■ **Task to complete**:
What you print should match the entries exactly, only without the pictures.

■ **Entries from a dataset of interfaces**:
__________

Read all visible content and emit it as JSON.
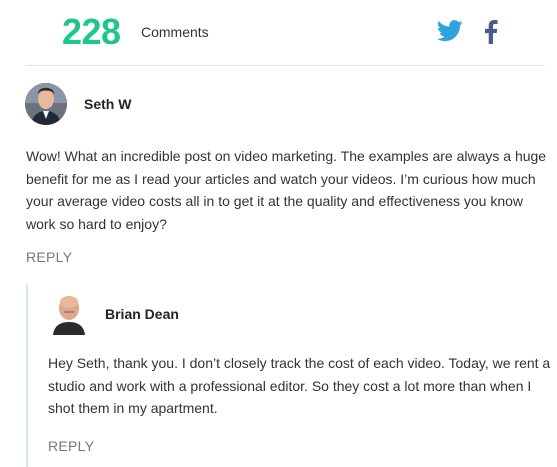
{
  "comments_header": {
    "count": "228",
    "label": "Comments",
    "social": [
      "twitter-icon",
      "facebook-icon"
    ],
    "accent_color": "#1fc68a",
    "twitter_color": "#2da3e0",
    "facebook_color": "#4a5a8a"
  },
  "comments": [
    {
      "author": "Seth W",
      "text": "Wow! What an incredible post on video marketing. The examples are always a huge benefit for me as I read your articles and watch your videos. I’m curious how much your average video costs all in to get it at the quality and effectiveness you know work so hard to enjoy?",
      "reply_label": "REPLY"
    },
    {
      "author": "Brian Dean",
      "text": "Hey Seth, thank you. I don’t closely track the cost of each video. Today, we rent a studio and work with a professional editor. So they cost a lot more than when I shot them in my apartment.",
      "reply_label": "REPLY"
    }
  ]
}
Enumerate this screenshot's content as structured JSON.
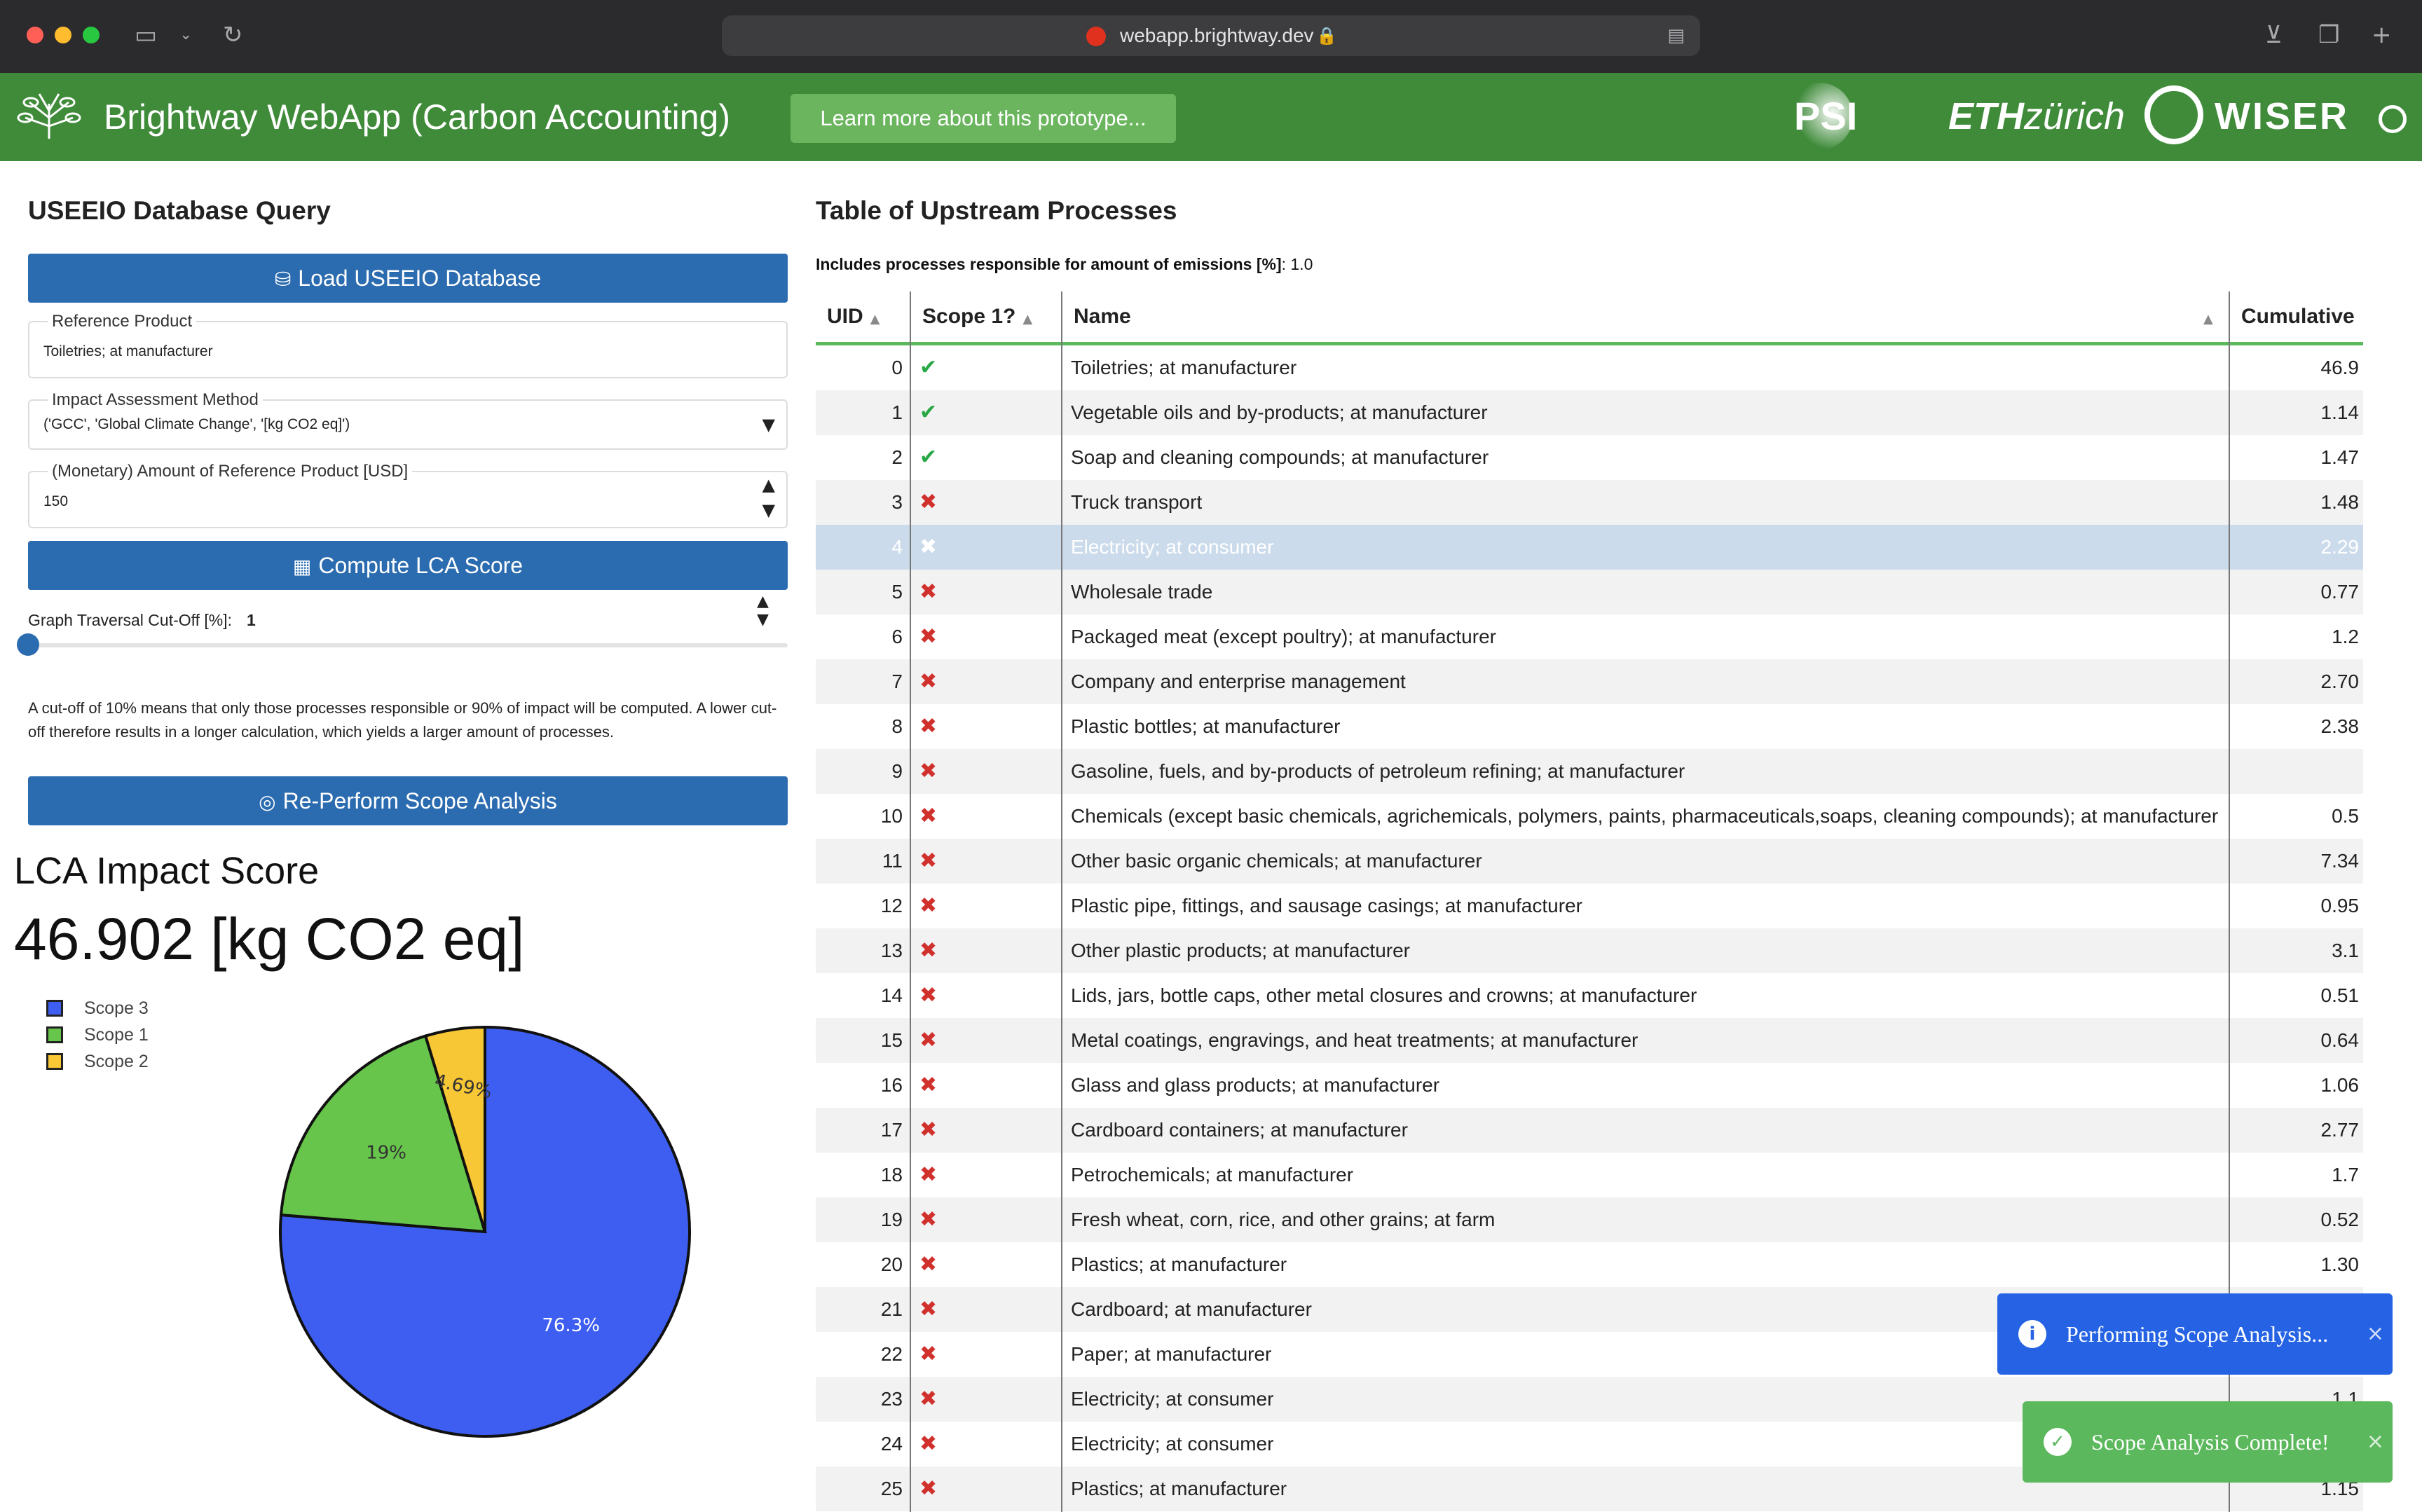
{
  "browser": {
    "url": "webapp.brightway.dev",
    "sidebar_icon": "sidebar-icon",
    "reload_icon": "reload-icon"
  },
  "header": {
    "title": "Brightway WebApp (Carbon Accounting)",
    "learn_more_label": "Learn more about this prototype...",
    "partners": {
      "psi": "PSI",
      "eth_bold": "ETH",
      "eth_light": "zürich",
      "wiser": "WISER"
    }
  },
  "left": {
    "section_title": "USEEIO Database Query",
    "load_button": "Load USEEIO Database",
    "reference_product": {
      "label": "Reference Product",
      "value": "Toiletries; at manufacturer"
    },
    "impact_method": {
      "label": "Impact Assessment Method",
      "value": "('GCC', 'Global Climate Change', '[kg CO2 eq]')"
    },
    "amount": {
      "label": "(Monetary) Amount of Reference Product [USD]",
      "value": "150"
    },
    "compute_button": "Compute LCA Score",
    "cutoff": {
      "label": "Graph Traversal Cut-Off [%]:",
      "value": "1",
      "slider_fraction": 0.0
    },
    "help_text": "A cut-off of 10% means that only those processes responsible or 90% of impact will be computed. A lower cut-off therefore results in a longer calculation, which yields a larger amount of processes.",
    "reperform_button": "Re-Perform Scope Analysis",
    "lca_title": "LCA Impact Score",
    "lca_score": "46.902 [kg CO2 eq]"
  },
  "chart_data": {
    "type": "pie",
    "slices": [
      {
        "name": "Scope 3",
        "value": 76.3,
        "label": "76.3%",
        "color": "#3d5ef0"
      },
      {
        "name": "Scope 1",
        "value": 19.0,
        "label": "19%",
        "color": "#66c54a"
      },
      {
        "name": "Scope 2",
        "value": 4.69,
        "label": "4.69%",
        "color": "#f8c735"
      }
    ],
    "legend": [
      "Scope 3",
      "Scope 1",
      "Scope 2"
    ],
    "legend_position": "top-left"
  },
  "table": {
    "title": "Table of Upstream Processes",
    "filter_label": "Includes processes responsible for amount of emissions [%]",
    "filter_value": ": 1.0",
    "columns": {
      "uid": "UID",
      "scope1": "Scope 1?",
      "name": "Name",
      "cumulative": "Cumulative"
    },
    "selected_uid": "4",
    "rows": [
      {
        "uid": "0",
        "scope1": true,
        "name": "Toiletries; at manufacturer",
        "cum": "46.9"
      },
      {
        "uid": "1",
        "scope1": true,
        "name": "Vegetable oils and by-products; at manufacturer",
        "cum": "1.14"
      },
      {
        "uid": "2",
        "scope1": true,
        "name": "Soap and cleaning compounds; at manufacturer",
        "cum": "1.47"
      },
      {
        "uid": "3",
        "scope1": false,
        "name": "Truck transport",
        "cum": "1.48"
      },
      {
        "uid": "4",
        "scope1": false,
        "name": "Electricity; at consumer",
        "cum": "2.29"
      },
      {
        "uid": "5",
        "scope1": false,
        "name": "Wholesale trade",
        "cum": "0.77"
      },
      {
        "uid": "6",
        "scope1": false,
        "name": "Packaged meat (except poultry); at manufacturer",
        "cum": "1.2"
      },
      {
        "uid": "7",
        "scope1": false,
        "name": "Company and enterprise management",
        "cum": "2.70"
      },
      {
        "uid": "8",
        "scope1": false,
        "name": "Plastic bottles; at manufacturer",
        "cum": "2.38"
      },
      {
        "uid": "9",
        "scope1": false,
        "name": "Gasoline, fuels, and by-products of petroleum refining; at manufacturer",
        "cum": ""
      },
      {
        "uid": "10",
        "scope1": false,
        "name": "Chemicals (except basic chemicals, agrichemicals, polymers, paints, pharmaceuticals,soaps, cleaning compounds); at manufacturer",
        "cum": "0.5"
      },
      {
        "uid": "11",
        "scope1": false,
        "name": "Other basic organic chemicals; at manufacturer",
        "cum": "7.34"
      },
      {
        "uid": "12",
        "scope1": false,
        "name": "Plastic pipe, fittings, and sausage casings; at manufacturer",
        "cum": "0.95"
      },
      {
        "uid": "13",
        "scope1": false,
        "name": "Other plastic products; at manufacturer",
        "cum": "3.1"
      },
      {
        "uid": "14",
        "scope1": false,
        "name": "Lids, jars, bottle caps, other metal closures and crowns; at manufacturer",
        "cum": "0.51"
      },
      {
        "uid": "15",
        "scope1": false,
        "name": "Metal coatings, engravings, and heat treatments; at manufacturer",
        "cum": "0.64"
      },
      {
        "uid": "16",
        "scope1": false,
        "name": "Glass and glass products; at manufacturer",
        "cum": "1.06"
      },
      {
        "uid": "17",
        "scope1": false,
        "name": "Cardboard containers; at manufacturer",
        "cum": "2.77"
      },
      {
        "uid": "18",
        "scope1": false,
        "name": "Petrochemicals; at manufacturer",
        "cum": "1.7"
      },
      {
        "uid": "19",
        "scope1": false,
        "name": "Fresh wheat, corn, rice, and other grains; at farm",
        "cum": "0.52"
      },
      {
        "uid": "20",
        "scope1": false,
        "name": "Plastics; at manufacturer",
        "cum": "1.30"
      },
      {
        "uid": "21",
        "scope1": false,
        "name": "Cardboard; at manufacturer",
        "cum": ""
      },
      {
        "uid": "22",
        "scope1": false,
        "name": "Paper; at manufacturer",
        "cum": ""
      },
      {
        "uid": "23",
        "scope1": false,
        "name": "Electricity; at consumer",
        "cum": "1.1"
      },
      {
        "uid": "24",
        "scope1": false,
        "name": "Electricity; at consumer",
        "cum": ""
      },
      {
        "uid": "25",
        "scope1": false,
        "name": "Plastics; at manufacturer",
        "cum": "1.15"
      }
    ]
  },
  "toasts": {
    "info": "Performing Scope Analysis...",
    "success": "Scope Analysis Complete!"
  }
}
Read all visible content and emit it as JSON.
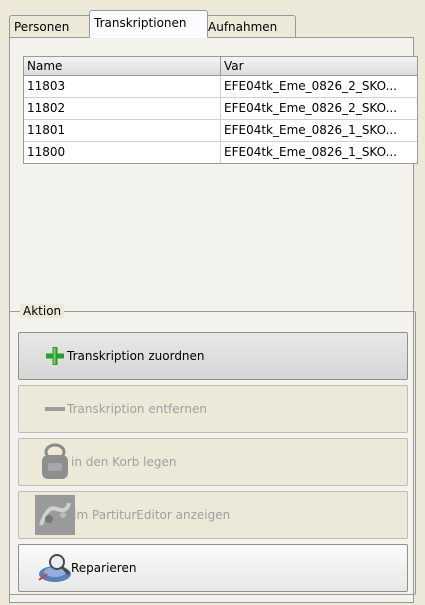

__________

■ **Answer below**:
Read all visible content and emit it as JSON.
{
  "comments_header": {
    "count": "228",
    "label": "Comments",
    "social": [
      "twitter-icon",
      "facebook-icon"
    ],
    "accent_color": "#1fc68a",
    "twitter_color": "#2da3e0",
    "facebook_color": "#4a5a8a"
  },
  "comments": [
    {
      "author": "Seth W",
      "text": "Wow! What an incredible post on video marketing. The examples are always a huge benefit for me as I read your articles and watch your videos. I’m curious how much your average video costs all in to get it at the quality and effectiveness you know work so hard to enjoy?",
      "reply_label": "REPLY"
    },
    {
      "author": "Brian Dean",
      "text": "Hey Seth, thank you. I don’t closely track the cost of each video. Today, we rent a studio and work with a professional editor. So they cost a lot more than when I shot them in my apartment.",
      "reply_label": "REPLY"
    }
  ]
}
Enumerate this screenshot's content as structured JSON.
{
  "browser": {
    "url": "webapp.brightway.dev",
    "sidebar_icon": "sidebar-icon",
    "reload_icon": "reload-icon"
  },
  "header": {
    "title": "Brightway WebApp (Carbon Accounting)",
    "learn_more_label": "Learn more about this prototype...",
    "partners": {
      "psi": "PSI",
      "eth_bold": "ETH",
      "eth_light": "zürich",
      "wiser": "WISER"
    }
  },
  "left": {
    "section_title": "USEEIO Database Query",
    "load_button": "Load USEEIO Database",
    "reference_product": {
      "label": "Reference Product",
      "value": "Toiletries; at manufacturer"
    },
    "impact_method": {
      "label": "Impact Assessment Method",
      "value": "('GCC', 'Global Climate Change', '[kg CO2 eq]')"
    },
    "amount": {
      "label": "(Monetary) Amount of Reference Product [USD]",
      "value": "150"
    },
    "compute_button": "Compute LCA Score",
    "cutoff": {
      "label": "Graph Traversal Cut-Off [%]:",
      "value": "1",
      "slider_fraction": 0.0
    },
    "help_text": "A cut-off of 10% means that only those processes responsible or 90% of impact will be computed. A lower cut-off therefore results in a longer calculation, which yields a larger amount of processes.",
    "reperform_button": "Re-Perform Scope Analysis",
    "lca_title": "LCA Impact Score",
    "lca_score": "46.902 [kg CO2 eq]"
  },
  "chart_data": {
    "type": "pie",
    "slices": [
      {
        "name": "Scope 3",
        "value": 76.3,
        "label": "76.3%",
        "color": "#3d5ef0"
      },
      {
        "name": "Scope 1",
        "value": 19.0,
        "label": "19%",
        "color": "#66c54a"
      },
      {
        "name": "Scope 2",
        "value": 4.69,
        "label": "4.69%",
        "color": "#f8c735"
      }
    ],
    "legend": [
      "Scope 3",
      "Scope 1",
      "Scope 2"
    ],
    "legend_position": "top-left"
  },
  "table": {
    "title": "Table of Upstream Processes",
    "filter_label": "Includes processes responsible for amount of emissions [%]",
    "filter_value": ": 1.0",
    "columns": {
      "uid": "UID",
      "scope1": "Scope 1?",
      "name": "Name",
      "cumulative": "Cumulative"
    },
    "selected_uid": "4",
    "rows": [
      {
        "uid": "0",
        "scope1": true,
        "name": "Toiletries; at manufacturer",
        "cum": "46.9"
      },
      {
        "uid": "1",
        "scope1": true,
        "name": "Vegetable oils and by-products; at manufacturer",
        "cum": "1.14"
      },
      {
        "uid": "2",
        "scope1": true,
        "name": "Soap and cleaning compounds; at manufacturer",
        "cum": "1.47"
      },
      {
        "uid": "3",
        "scope1": false,
        "name": "Truck transport",
        "cum": "1.48"
      },
      {
        "uid": "4",
        "scope1": false,
        "name": "Electricity; at consumer",
        "cum": "2.29"
      },
      {
        "uid": "5",
        "scope1": false,
        "name": "Wholesale trade",
        "cum": "0.77"
      },
      {
        "uid": "6",
        "scope1": false,
        "name": "Packaged meat (except poultry); at manufacturer",
        "cum": "1.2"
      },
      {
        "uid": "7",
        "scope1": false,
        "name": "Company and enterprise management",
        "cum": "2.70"
      },
      {
        "uid": "8",
        "scope1": false,
        "name": "Plastic bottles; at manufacturer",
        "cum": "2.38"
      },
      {
        "uid": "9",
        "scope1": false,
        "name": "Gasoline, fuels, and by-products of petroleum refining; at manufacturer",
        "cum": ""
      },
      {
        "uid": "10",
        "scope1": false,
        "name": "Chemicals (except basic chemicals, agrichemicals, polymers, paints, pharmaceuticals,soaps, cleaning compounds); at manufacturer",
        "cum": "0.5"
      },
      {
        "uid": "11",
        "scope1": false,
        "name": "Other basic organic chemicals; at manufacturer",
        "cum": "7.34"
      },
      {
        "uid": "12",
        "scope1": false,
        "name": "Plastic pipe, fittings, and sausage casings; at manufacturer",
        "cum": "0.95"
      },
      {
        "uid": "13",
        "scope1": false,
        "name": "Other plastic products; at manufacturer",
        "cum": "3.1"
      },
      {
        "uid": "14",
        "scope1": false,
        "name": "Lids, jars, bottle caps, other metal closures and crowns; at manufacturer",
        "cum": "0.51"
      },
      {
        "uid": "15",
        "scope1": false,
        "name": "Metal coatings, engravings, and heat treatments; at manufacturer",
        "cum": "0.64"
      },
      {
        "uid": "16",
        "scope1": false,
        "name": "Glass and glass products; at manufacturer",
        "cum": "1.06"
      },
      {
        "uid": "17",
        "scope1": false,
        "name": "Cardboard containers; at manufacturer",
        "cum": "2.77"
      },
      {
        "uid": "18",
        "scope1": false,
        "name": "Petrochemicals; at manufacturer",
        "cum": "1.7"
      },
      {
        "uid": "19",
        "scope1": false,
        "name": "Fresh wheat, corn, rice, and other grains; at farm",
        "cum": "0.52"
      },
      {
        "uid": "20",
        "scope1": false,
        "name": "Plastics; at manufacturer",
        "cum": "1.30"
      },
      {
        "uid": "21",
        "scope1": false,
        "name": "Cardboard; at manufacturer",
        "cum": ""
      },
      {
        "uid": "22",
        "scope1": false,
        "name": "Paper; at manufacturer",
        "cum": ""
      },
      {
        "uid": "23",
        "scope1": false,
        "name": "Electricity; at consumer",
        "cum": "1.1"
      },
      {
        "uid": "24",
        "scope1": false,
        "name": "Electricity; at consumer",
        "cum": ""
      },
      {
        "uid": "25",
        "scope1": false,
        "name": "Plastics; at manufacturer",
        "cum": "1.15"
      }
    ]
  },
  "toasts": {
    "info": "Performing Scope Analysis...",
    "success": "Scope Analysis Complete!"
  }
}
Read all visible content and emit it as JSON.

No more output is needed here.